The woman reading the novel let out a small cry. The pigeon had flown past a little too close, brushing her cheek. In a delayed response she waved a hand in front of her face and leaned back as far as she could but there was no need, it had already flapped away. A grey feather zigzagged to the floor.
“Three more stops,” said N.’s mother.
It was shortly after she said this, N. would never forget, that the pigeon flew right into the centre of the Financial Times. Without blinking, the man in the pinstriped suit lay down his paper and within what seemed like a fraction of a second, grabbed the bird – the whole carriage was now watching – and with his fat knuckles snapped its neck. It was a clean snap, expertly done, as if he’d been snapping birds’ necks his entire life.
One second the pigeon had been tense and aquiver, the next, an immobile lump of grey. Whatever its journey across the city had been, it ended here. The man deposited the corpse on the empty seat next to him, picked up his paper and continued to read.
The act was met with silence. Everyone simply stared at the dead bird, just stared and stared, as if pooled together the intensity of their gaze might resurrect it.
For a few seconds N. fought the impulse to pick up the pigeon and take it outside to bury – the sanitation people would surely just toss it in a bin – but the thought of touching the thing made her queasy.
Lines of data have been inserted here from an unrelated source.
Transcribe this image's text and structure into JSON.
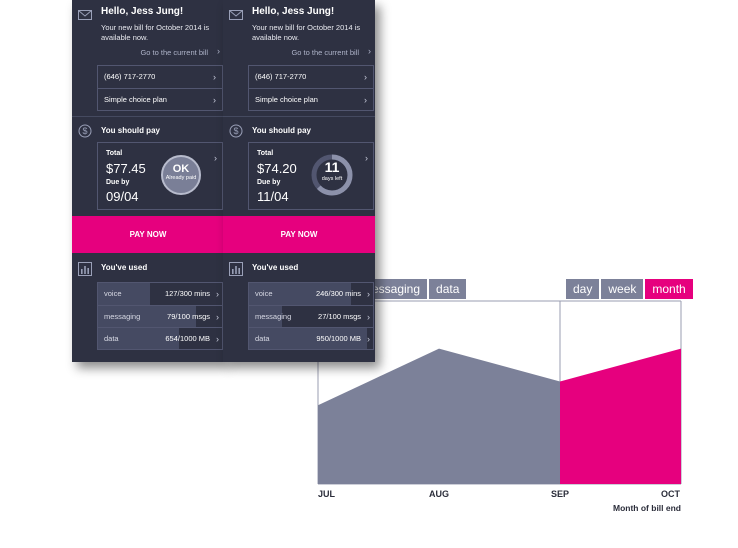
{
  "chart": {
    "metric_tabs": [
      {
        "label": "messaging",
        "active": false
      },
      {
        "label": "data",
        "active": false
      }
    ],
    "range_tabs": [
      {
        "label": "day",
        "active": false
      },
      {
        "label": "week",
        "active": false
      },
      {
        "label": "month",
        "active": true
      }
    ],
    "x_labels": [
      "JUL",
      "AUG",
      "SEP",
      "OCT"
    ],
    "x_axis_title": "Month of bill end",
    "colors": {
      "past": "#7c8199",
      "current": "#e6007e",
      "axis": "#9a9db0"
    }
  },
  "chart_data": {
    "type": "area",
    "categories": [
      "JUL",
      "AUG",
      "SEP",
      "OCT"
    ],
    "values": [
      0.43,
      0.74,
      0.56,
      0.74
    ],
    "highlight_from_index": 2,
    "xlabel": "Month of bill end",
    "ylabel": ""
  },
  "phones": [
    {
      "greeting": "Hello, Jess Jung!",
      "bill_message": "Your new bill for October 2014 is available now.",
      "bill_link": "Go to the current bill",
      "phone_number": "(646) 717-2770",
      "plan": "Simple choice plan",
      "pay_title": "You should pay",
      "total_label": "Total",
      "total_amount": "$77.45",
      "due_label": "Due by",
      "due_date": "09/04",
      "badge_type": "ok",
      "badge_main": "OK",
      "badge_sub": "Already paid",
      "pay_now": "PAY NOW",
      "used_title": "You've used",
      "usage": [
        {
          "name": "voice",
          "value": "127/300 mins",
          "fraction": 0.42
        },
        {
          "name": "messaging",
          "value": "79/100 msgs",
          "fraction": 0.79
        },
        {
          "name": "data",
          "value": "654/1000 MB",
          "fraction": 0.65
        }
      ]
    },
    {
      "greeting": "Hello, Jess Jung!",
      "bill_message": "Your new bill for October 2014 is available now.",
      "bill_link": "Go to the current bill",
      "phone_number": "(646) 717-2770",
      "plan": "Simple choice plan",
      "pay_title": "You should pay",
      "total_label": "Total",
      "total_amount": "$74.20",
      "due_label": "Due by",
      "due_date": "11/04",
      "badge_type": "ring",
      "badge_main": "11",
      "badge_sub": "days left",
      "ring_fraction": 0.63,
      "pay_now": "PAY NOW",
      "used_title": "You've used",
      "usage": [
        {
          "name": "voice",
          "value": "246/300 mins",
          "fraction": 0.82
        },
        {
          "name": "messaging",
          "value": "27/100 msgs",
          "fraction": 0.27
        },
        {
          "name": "data",
          "value": "950/1000 MB",
          "fraction": 0.95
        }
      ]
    }
  ]
}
She imagined what it would feel like to hold the feathery corpse, still warmed by its recent life force, and wasn’t sure what was more overpowering, her distress at witnessing such brutality or the guilty flicker of revulsion she’d begun to feel.
As if in quiet defeat, the pigeon’s head lay to one side like the emblem on a fallen coat of arms. Its eye had almost immediately turned white, or perhaps it was the eyelid that had closed, and its legs, already stiff, looked like little pink twigs that could easily break off.
N. turned to look at her mother, who continued staring at the bird, willing her to say something, anything. But no, she kept whatever she was thinking to herself, hands in lap, fingers interlocked.
At the following station, which was open air, the businessman folded his paper, picked up his briefcase and stepped out. The doors of the tube took a few moments to close, and as they stuttered N. gazed out at the sky and the platform and the spaces in between, seized by the urge to grab her bag and run for it, in whatever direction opened up to her. But she remained in her seat and with one strong tug unzipped her jacket, for the temperature inside the carriage suddenly felt very warm